Today we started our journey home. Already in Italy I said goodbye to some participants of the work camp, who departed separately. I was looking forward to the trip, because here I was able to calmly work on many things on the laptop that had been left undone in the past few weeks. My back was the only thing that bothered me. The mattress in the hotel, the bumping on the tractor and now the long sitting on the bus didn't do my back any good. We push our way through the slow-moving traffic and the traffic jam caused by a rear-end collision and later by the Brenner Pass.
From our lunch yesterday at the restaurant on the Futa Pass, I took two half slices of bread with sausage with me. Very appetizing, but when I take the sandwich wrapped in a napkin out of my backpack in the late afternoon, the smell of Cucina Italiana has changed to the smell of a not quite housebroken dog. I must not make the mistake of giving in to hunger tomorrow and eating my sausage sandwich on the bus while driving. That would smell disgusting and, at the end, once again draw the displeasure of my fellow passengers.
In the afternoon after four o'clock we return to the Hotel zum Goldenen Löwen in Kufstein.

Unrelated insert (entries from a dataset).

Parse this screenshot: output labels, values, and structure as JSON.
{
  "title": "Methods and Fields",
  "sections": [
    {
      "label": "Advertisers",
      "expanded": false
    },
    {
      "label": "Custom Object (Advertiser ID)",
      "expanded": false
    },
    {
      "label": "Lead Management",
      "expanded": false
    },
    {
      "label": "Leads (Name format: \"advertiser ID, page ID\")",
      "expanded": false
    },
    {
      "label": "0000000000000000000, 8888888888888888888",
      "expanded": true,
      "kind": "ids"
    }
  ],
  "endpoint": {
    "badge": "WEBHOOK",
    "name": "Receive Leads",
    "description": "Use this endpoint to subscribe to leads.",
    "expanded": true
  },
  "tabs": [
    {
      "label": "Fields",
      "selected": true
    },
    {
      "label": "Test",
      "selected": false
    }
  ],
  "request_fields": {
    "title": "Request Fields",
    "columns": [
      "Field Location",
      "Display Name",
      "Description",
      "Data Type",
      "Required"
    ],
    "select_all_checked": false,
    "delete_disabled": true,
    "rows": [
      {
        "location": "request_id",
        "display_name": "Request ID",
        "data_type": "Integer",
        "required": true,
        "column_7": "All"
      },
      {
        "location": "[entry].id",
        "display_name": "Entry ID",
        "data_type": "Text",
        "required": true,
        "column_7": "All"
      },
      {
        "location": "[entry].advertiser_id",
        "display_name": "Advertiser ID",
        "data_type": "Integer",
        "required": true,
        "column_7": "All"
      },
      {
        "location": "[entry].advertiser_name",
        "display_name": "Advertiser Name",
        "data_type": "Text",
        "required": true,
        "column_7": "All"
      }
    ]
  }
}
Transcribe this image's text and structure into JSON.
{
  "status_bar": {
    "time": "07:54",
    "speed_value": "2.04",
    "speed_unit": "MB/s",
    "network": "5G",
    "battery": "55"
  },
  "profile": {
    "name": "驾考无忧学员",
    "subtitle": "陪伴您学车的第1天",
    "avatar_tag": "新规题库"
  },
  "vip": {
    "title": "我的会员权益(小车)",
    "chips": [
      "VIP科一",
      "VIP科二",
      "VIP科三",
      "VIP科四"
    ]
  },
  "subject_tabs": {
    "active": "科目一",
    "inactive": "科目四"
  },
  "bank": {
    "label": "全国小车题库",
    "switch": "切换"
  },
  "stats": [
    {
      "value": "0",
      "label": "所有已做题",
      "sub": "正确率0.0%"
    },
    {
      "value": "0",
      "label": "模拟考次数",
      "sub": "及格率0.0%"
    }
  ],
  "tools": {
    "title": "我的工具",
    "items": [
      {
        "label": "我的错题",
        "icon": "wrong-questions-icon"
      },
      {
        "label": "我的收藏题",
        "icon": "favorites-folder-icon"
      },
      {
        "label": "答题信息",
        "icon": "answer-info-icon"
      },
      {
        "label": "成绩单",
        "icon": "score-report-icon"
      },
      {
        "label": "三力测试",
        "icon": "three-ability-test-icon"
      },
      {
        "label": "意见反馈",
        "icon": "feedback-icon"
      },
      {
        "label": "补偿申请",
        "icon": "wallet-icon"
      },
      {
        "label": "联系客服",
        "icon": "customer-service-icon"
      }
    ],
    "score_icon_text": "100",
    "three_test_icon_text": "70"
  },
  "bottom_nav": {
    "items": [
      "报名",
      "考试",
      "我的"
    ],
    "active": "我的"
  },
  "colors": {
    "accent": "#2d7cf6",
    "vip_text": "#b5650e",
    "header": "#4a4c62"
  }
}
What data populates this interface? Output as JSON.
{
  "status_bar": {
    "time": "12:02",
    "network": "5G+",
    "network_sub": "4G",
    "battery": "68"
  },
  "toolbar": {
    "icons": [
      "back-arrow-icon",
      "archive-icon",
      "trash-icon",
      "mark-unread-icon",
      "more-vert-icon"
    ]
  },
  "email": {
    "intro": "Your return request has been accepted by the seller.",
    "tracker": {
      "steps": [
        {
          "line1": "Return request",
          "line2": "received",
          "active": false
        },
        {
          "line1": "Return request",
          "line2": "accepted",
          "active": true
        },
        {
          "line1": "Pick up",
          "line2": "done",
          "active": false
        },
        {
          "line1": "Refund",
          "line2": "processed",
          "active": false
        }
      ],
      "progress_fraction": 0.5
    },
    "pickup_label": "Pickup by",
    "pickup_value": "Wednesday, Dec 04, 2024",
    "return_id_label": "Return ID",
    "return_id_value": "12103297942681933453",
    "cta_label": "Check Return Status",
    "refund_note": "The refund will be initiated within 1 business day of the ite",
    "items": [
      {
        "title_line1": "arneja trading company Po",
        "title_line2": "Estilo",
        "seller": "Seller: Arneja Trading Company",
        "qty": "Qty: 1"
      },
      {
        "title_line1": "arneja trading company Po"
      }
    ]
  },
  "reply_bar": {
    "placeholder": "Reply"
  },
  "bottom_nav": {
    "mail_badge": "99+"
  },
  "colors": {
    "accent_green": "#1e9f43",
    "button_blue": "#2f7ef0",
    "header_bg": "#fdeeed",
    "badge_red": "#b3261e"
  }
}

After moving into my room, I walk to the parking garage and look for my motorbike. After two weeks and only with the vague memory of a parking space number with 6 or 7, I still find it in less than ten minutes. I start the engine for a moment. That works smoothly. I take the two side cases with me straight up to the hotel room. I'll load them there, then tomorrow I'll get the motorbike right in front of the door and hang them up there. This time, by the way, I stored my motorcycle at a particularly reasonable price. I can get an exit ticket from the hotel reception for twelve euros. On the last trip to Lithuania, during which I parked my motorbike in a rental garage for two weeks, it cost me eight euros – per day!
At 6 p.m. the open-air organ at Kufstein Fortress begins its concert again. I don't recognize the first two pieces, then Offenbach's Barcarole follows, then Zorba's Sirtaki. That's really courageous and shows that this musical tradition is by no means outdated here.